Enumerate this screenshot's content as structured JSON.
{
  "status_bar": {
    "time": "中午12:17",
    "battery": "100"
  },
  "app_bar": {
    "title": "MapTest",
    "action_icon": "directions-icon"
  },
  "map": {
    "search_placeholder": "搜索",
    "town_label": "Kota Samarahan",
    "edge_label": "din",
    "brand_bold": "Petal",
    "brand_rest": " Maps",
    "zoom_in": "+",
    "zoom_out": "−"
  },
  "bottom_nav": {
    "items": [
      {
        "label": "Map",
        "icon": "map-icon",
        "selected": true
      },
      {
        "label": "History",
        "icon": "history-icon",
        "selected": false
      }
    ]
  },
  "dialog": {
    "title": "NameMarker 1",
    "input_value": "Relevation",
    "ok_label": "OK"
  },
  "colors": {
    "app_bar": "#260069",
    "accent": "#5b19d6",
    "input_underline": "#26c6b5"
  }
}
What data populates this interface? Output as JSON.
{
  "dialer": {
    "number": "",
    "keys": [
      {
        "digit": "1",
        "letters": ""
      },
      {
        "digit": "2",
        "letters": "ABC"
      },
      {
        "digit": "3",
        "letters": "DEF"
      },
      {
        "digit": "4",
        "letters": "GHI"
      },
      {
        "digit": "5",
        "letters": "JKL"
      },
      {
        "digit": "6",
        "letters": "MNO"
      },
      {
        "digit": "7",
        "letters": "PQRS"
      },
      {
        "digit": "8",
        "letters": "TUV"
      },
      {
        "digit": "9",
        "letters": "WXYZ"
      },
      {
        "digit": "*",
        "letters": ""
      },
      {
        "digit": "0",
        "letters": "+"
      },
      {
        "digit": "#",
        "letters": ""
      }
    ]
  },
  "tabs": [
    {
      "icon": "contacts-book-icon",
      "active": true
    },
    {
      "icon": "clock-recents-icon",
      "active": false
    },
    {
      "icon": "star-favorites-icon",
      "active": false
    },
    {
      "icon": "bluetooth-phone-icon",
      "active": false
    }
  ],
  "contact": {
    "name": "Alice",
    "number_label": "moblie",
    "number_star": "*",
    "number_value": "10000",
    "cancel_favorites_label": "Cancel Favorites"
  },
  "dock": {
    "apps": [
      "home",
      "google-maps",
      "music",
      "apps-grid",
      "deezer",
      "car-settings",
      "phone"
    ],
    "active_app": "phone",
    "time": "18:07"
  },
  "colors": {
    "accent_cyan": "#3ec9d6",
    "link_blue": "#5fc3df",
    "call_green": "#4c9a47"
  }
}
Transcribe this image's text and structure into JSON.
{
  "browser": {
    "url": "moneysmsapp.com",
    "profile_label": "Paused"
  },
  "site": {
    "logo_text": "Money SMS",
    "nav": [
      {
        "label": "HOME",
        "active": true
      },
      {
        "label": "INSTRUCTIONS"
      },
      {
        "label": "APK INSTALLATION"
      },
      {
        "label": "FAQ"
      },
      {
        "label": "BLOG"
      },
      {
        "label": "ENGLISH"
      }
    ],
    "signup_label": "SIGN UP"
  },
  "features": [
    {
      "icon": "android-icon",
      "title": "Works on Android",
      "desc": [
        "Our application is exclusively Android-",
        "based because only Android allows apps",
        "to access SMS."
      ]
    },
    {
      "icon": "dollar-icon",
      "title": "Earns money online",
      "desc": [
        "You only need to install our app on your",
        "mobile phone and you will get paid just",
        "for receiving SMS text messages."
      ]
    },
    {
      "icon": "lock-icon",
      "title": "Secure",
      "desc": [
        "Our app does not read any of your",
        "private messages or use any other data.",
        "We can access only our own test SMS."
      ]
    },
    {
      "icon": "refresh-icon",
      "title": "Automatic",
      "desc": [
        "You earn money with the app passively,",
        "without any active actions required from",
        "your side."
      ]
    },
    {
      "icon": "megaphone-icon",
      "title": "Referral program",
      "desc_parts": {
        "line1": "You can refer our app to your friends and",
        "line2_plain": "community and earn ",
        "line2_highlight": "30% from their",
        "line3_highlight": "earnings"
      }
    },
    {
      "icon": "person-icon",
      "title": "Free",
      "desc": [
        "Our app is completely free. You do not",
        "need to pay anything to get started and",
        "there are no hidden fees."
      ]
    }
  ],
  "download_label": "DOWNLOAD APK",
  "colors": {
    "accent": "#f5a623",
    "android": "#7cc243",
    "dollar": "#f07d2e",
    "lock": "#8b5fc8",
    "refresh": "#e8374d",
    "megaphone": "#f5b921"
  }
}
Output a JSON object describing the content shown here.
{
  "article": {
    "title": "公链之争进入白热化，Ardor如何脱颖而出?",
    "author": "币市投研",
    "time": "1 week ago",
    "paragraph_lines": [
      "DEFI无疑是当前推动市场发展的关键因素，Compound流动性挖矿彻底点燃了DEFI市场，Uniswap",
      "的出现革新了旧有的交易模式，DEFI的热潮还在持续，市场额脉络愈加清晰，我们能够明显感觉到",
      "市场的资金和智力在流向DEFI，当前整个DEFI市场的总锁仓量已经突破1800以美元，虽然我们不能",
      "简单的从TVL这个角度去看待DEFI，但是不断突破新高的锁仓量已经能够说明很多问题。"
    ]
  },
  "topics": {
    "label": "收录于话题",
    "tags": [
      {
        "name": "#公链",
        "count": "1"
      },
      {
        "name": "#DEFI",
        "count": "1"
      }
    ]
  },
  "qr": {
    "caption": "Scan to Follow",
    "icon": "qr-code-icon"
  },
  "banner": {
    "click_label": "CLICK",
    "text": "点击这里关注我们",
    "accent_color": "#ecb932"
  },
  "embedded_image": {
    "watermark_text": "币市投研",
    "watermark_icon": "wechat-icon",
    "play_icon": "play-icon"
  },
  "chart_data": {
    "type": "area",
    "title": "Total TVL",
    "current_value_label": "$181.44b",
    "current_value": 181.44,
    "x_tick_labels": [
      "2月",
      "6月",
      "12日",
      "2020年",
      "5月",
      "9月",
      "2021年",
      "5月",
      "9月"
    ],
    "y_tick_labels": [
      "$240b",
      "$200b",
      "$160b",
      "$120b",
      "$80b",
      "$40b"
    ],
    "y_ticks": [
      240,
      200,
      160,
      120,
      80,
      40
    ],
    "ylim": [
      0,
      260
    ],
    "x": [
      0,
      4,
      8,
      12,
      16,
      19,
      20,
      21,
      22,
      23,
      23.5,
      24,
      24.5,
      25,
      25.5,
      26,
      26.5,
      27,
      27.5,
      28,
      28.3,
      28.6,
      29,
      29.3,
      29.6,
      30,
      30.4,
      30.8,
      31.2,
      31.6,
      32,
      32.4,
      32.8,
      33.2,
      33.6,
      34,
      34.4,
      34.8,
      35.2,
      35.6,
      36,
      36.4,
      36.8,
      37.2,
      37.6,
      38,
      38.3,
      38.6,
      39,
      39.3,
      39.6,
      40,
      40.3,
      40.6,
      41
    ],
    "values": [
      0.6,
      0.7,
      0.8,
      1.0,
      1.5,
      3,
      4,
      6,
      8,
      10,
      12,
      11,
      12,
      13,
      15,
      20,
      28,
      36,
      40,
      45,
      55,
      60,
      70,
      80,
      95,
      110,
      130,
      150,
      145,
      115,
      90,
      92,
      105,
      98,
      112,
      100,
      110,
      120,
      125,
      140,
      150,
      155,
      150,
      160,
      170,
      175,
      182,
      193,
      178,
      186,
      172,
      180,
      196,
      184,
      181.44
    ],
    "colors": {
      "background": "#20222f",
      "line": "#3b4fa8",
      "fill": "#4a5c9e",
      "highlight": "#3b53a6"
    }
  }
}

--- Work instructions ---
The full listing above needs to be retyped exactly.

--- Expected output ---
Enumerate this screenshot's content as structured JSON.
{
  "status_bar": {
    "time": "中午12:17",
    "battery": "100"
  },
  "app_bar": {
    "title": "MapTest",
    "action_icon": "directions-icon"
  },
  "map": {
    "search_placeholder": "搜索",
    "town_label": "Kota Samarahan",
    "edge_label": "din",
    "brand_bold": "Petal",
    "brand_rest": " Maps",
    "zoom_in": "+",
    "zoom_out": "−"
  },
  "bottom_nav": {
    "items": [
      {
        "label": "Map",
        "icon": "map-icon",
        "selected": true
      },
      {
        "label": "History",
        "icon": "history-icon",
        "selected": false
      }
    ]
  },
  "dialog": {
    "title": "NameMarker 1",
    "input_value": "Relevation",
    "ok_label": "OK"
  },
  "colors": {
    "app_bar": "#260069",
    "accent": "#5b19d6",
    "input_underline": "#26c6b5"
  }
}
What data populates this interface? Output as JSON.
{
  "dialer": {
    "number": "",
    "keys": [
      {
        "digit": "1",
        "letters": ""
      },
      {
        "digit": "2",
        "letters": "ABC"
      },
      {
        "digit": "3",
        "letters": "DEF"
      },
      {
        "digit": "4",
        "letters": "GHI"
      },
      {
        "digit": "5",
        "letters": "JKL"
      },
      {
        "digit": "6",
        "letters": "MNO"
      },
      {
        "digit": "7",
        "letters": "PQRS"
      },
      {
        "digit": "8",
        "letters": "TUV"
      },
      {
        "digit": "9",
        "letters": "WXYZ"
      },
      {
        "digit": "*",
        "letters": ""
      },
      {
        "digit": "0",
        "letters": "+"
      },
      {
        "digit": "#",
        "letters": ""
      }
    ]
  },
  "tabs": [
    {
      "icon": "contacts-book-icon",
      "active": true
    },
    {
      "icon": "clock-recents-icon",
      "active": false
    },
    {
      "icon": "star-favorites-icon",
      "active": false
    },
    {
      "icon": "bluetooth-phone-icon",
      "active": false
    }
  ],
  "contact": {
    "name": "Alice",
    "number_label": "moblie",
    "number_star": "*",
    "number_value": "10000",
    "cancel_favorites_label": "Cancel Favorites"
  },
  "dock": {
    "apps": [
      "home",
      "google-maps",
      "music",
      "apps-grid",
      "deezer",
      "car-settings",
      "phone"
    ],
    "active_app": "phone",
    "time": "18:07"
  },
  "colors": {
    "accent_cyan": "#3ec9d6",
    "link_blue": "#5fc3df",
    "call_green": "#4c9a47"
  }
}
Transcribe this image's text and structure into JSON.
{
  "browser": {
    "url": "moneysmsapp.com",
    "profile_label": "Paused"
  },
  "site": {
    "logo_text": "Money SMS",
    "nav": [
      {
        "label": "HOME",
        "active": true
      },
      {
        "label": "INSTRUCTIONS"
      },
      {
        "label": "APK INSTALLATION"
      },
      {
        "label": "FAQ"
      },
      {
        "label": "BLOG"
      },
      {
        "label": "ENGLISH"
      }
    ],
    "signup_label": "SIGN UP"
  },
  "features": [
    {
      "icon": "android-icon",
      "title": "Works on Android",
      "desc": [
        "Our application is exclusively Android-",
        "based because only Android allows apps",
        "to access SMS."
      ]
    },
    {
      "icon": "dollar-icon",
      "title": "Earns money online",
      "desc": [
        "You only need to install our app on your",
        "mobile phone and you will get paid just",
        "for receiving SMS text messages."
      ]
    },
    {
      "icon": "lock-icon",
      "title": "Secure",
      "desc": [
        "Our app does not read any of your",
        "private messages or use any other data.",
        "We can access only our own test SMS."
      ]
    },
    {
      "icon": "refresh-icon",
      "title": "Automatic",
      "desc": [
        "You earn money with the app passively,",
        "without any active actions required from",
        "your side."
      ]
    },
    {
      "icon": "megaphone-icon",
      "title": "Referral program",
      "desc_parts": {
        "line1": "You can refer our app to your friends and",
        "line2_plain": "community and earn ",
        "line2_highlight": "30% from their",
        "line3_highlight": "earnings"
      }
    },
    {
      "icon": "person-icon",
      "title": "Free",
      "desc": [
        "Our app is completely free. You do not",
        "need to pay anything to get started and",
        "there are no hidden fees."
      ]
    }
  ],
  "download_label": "DOWNLOAD APK",
  "colors": {
    "accent": "#f5a623",
    "android": "#7cc243",
    "dollar": "#f07d2e",
    "lock": "#8b5fc8",
    "refresh": "#e8374d",
    "megaphone": "#f5b921"
  }
}
Output a JSON object describing the content shown here.
{
  "article": {
    "title": "公链之争进入白热化，Ardor如何脱颖而出?",
    "author": "币市投研",
    "time": "1 week ago",
    "paragraph_lines": [
      "DEFI无疑是当前推动市场发展的关键因素，Compound流动性挖矿彻底点燃了DEFI市场，Uniswap",
      "的出现革新了旧有的交易模式，DEFI的热潮还在持续，市场额脉络愈加清晰，我们能够明显感觉到",
      "市场的资金和智力在流向DEFI，当前整个DEFI市场的总锁仓量已经突破1800以美元，虽然我们不能",
      "简单的从TVL这个角度去看待DEFI，但是不断突破新高的锁仓量已经能够说明很多问题。"
    ]
  },
  "topics": {
    "label": "收录于话题",
    "tags": [
      {
        "name": "#公链",
        "count": "1"
      },
      {
        "name": "#DEFI",
        "count": "1"
      }
    ]
  },
  "qr": {
    "caption": "Scan to Follow",
    "icon": "qr-code-icon"
  },
  "banner": {
    "click_label": "CLICK",
    "text": "点击这里关注我们",
    "accent_color": "#ecb932"
  },
  "embedded_image": {
    "watermark_text": "币市投研",
    "watermark_icon": "wechat-icon",
    "play_icon": "play-icon"
  },
  "chart_data": {
    "type": "area",
    "title": "Total TVL",
    "current_value_label": "$181.44b",
    "current_value": 181.44,
    "x_tick_labels": [
      "2月",
      "6月",
      "12日",
      "2020年",
      "5月",
      "9月",
      "2021年",
      "5月",
      "9月"
    ],
    "y_tick_labels": [
      "$240b",
      "$200b",
      "$160b",
      "$120b",
      "$80b",
      "$40b"
    ],
    "y_ticks": [
      240,
      200,
      160,
      120,
      80,
      40
    ],
    "ylim": [
      0,
      260
    ],
    "x": [
      0,
      4,
      8,
      12,
      16,
      19,
      20,
      21,
      22,
      23,
      23.5,
      24,
      24.5,
      25,
      25.5,
      26,
      26.5,
      27,
      27.5,
      28,
      28.3,
      28.6,
      29,
      29.3,
      29.6,
      30,
      30.4,
      30.8,
      31.2,
      31.6,
      32,
      32.4,
      32.8,
      33.2,
      33.6,
      34,
      34.4,
      34.8,
      35.2,
      35.6,
      36,
      36.4,
      36.8,
      37.2,
      37.6,
      38,
      38.3,
      38.6,
      39,
      39.3,
      39.6,
      40,
      40.3,
      40.6,
      41
    ],
    "values": [
      0.6,
      0.7,
      0.8,
      1.0,
      1.5,
      3,
      4,
      6,
      8,
      10,
      12,
      11,
      12,
      13,
      15,
      20,
      28,
      36,
      40,
      45,
      55,
      60,
      70,
      80,
      95,
      110,
      130,
      150,
      145,
      115,
      90,
      92,
      105,
      98,
      112,
      100,
      110,
      120,
      125,
      140,
      150,
      155,
      150,
      160,
      170,
      175,
      182,
      193,
      178,
      186,
      172,
      180,
      196,
      184,
      181.44
    ],
    "colors": {
      "background": "#20222f",
      "line": "#3b4fa8",
      "fill": "#4a5c9e",
      "highlight": "#3b53a6"
    }
  }
}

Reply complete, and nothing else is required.